NTIA three months behind on broadband grant distribution, GAO says
Agency expects to award $1.6 billion by end of February
- By Alice Lipowicz
- Jan 04, 2010
The Commerce Department has had to push back by three months its scheduled date for awarding the first round of $1.6 billion in broadband grants under the American Recovery and Reinvestment Act (ARRA) of 2009, according to a new report from the Government Accountability Office.
Commerce’s National Telecommunications and Information Administration (NTIA) is administering the distribution of a total of $4.7 billion in broadband grants to expand services to unserved and underserved areas, enhance broadband capacity at public computer centers, and encourage sustainable adoption of broadband.
“While Commerce originally anticipated that this review would be completed by November 7, 2009, the agency now estimates that it will not complete this review process and award the first round of grants until February 2010,” states the GAO report of Dec. 28.
However, Jessica Schafer, an NTIA spokeswoman, asserts that the GAO got the timetable wrong and the delay is just a month.
“Unfortunately, the GAO report cited in the article contains an error when describing the timeline of our program,” Schafer said today. “The program is not running ‘three months behind.’ We only extended our first round application review process by about a month and began awarding Broadband Technologies Opportunities Program grants in December.”

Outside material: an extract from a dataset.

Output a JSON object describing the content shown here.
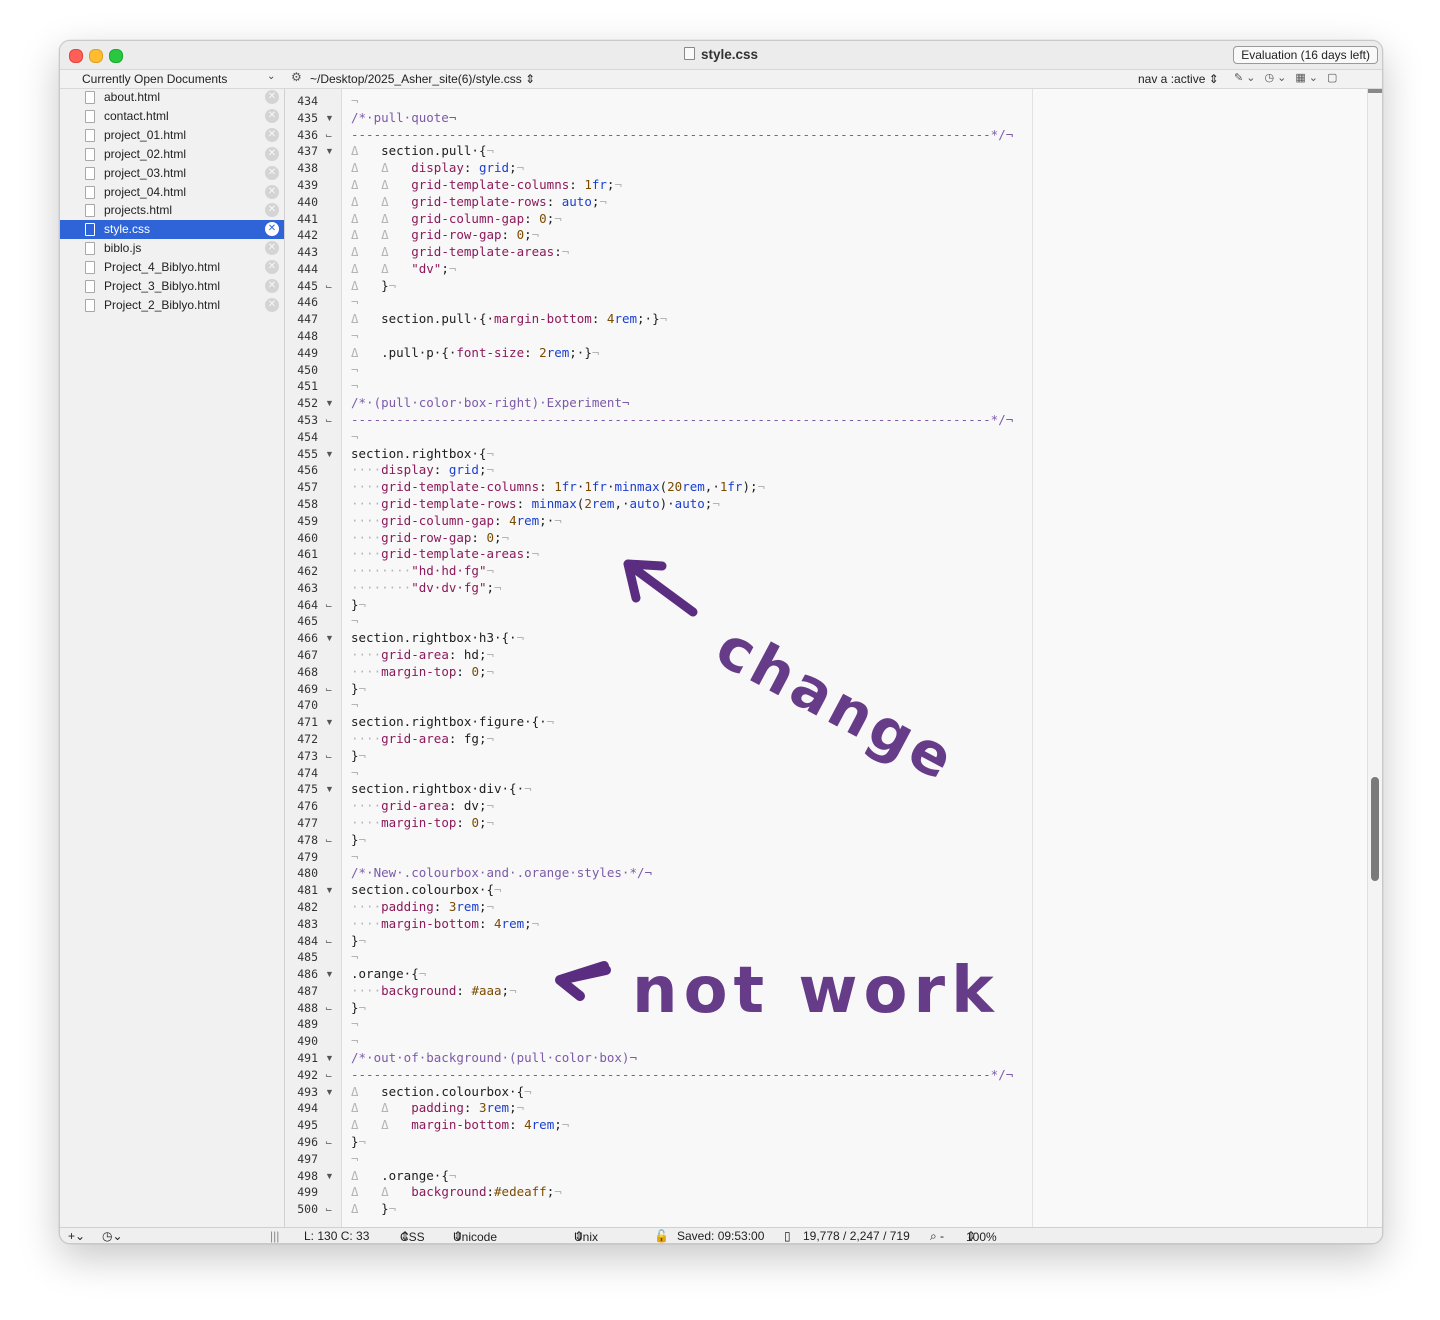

The NTIA originally planned to begin announcing broadband awards in November but extended that to Dec. 17, Schafer said. The first-round awards were to be completed by Dec. 31 but that has been extended to February, she added.
To beef up its capacity, Commerce estimated that it would need 30 additional staffers in fiscal 2009 and 40 additional personnel in fiscal 2010.
The GAO, in a previous report, recommended that Commerce and Agriculture create contingency plans to address the staffing issues, and officials from both departments agreed with the recommendations.
Alice Lipowicz is a staff writer covering government 2.0, homeland security and other IT policies for Federal Computer Week.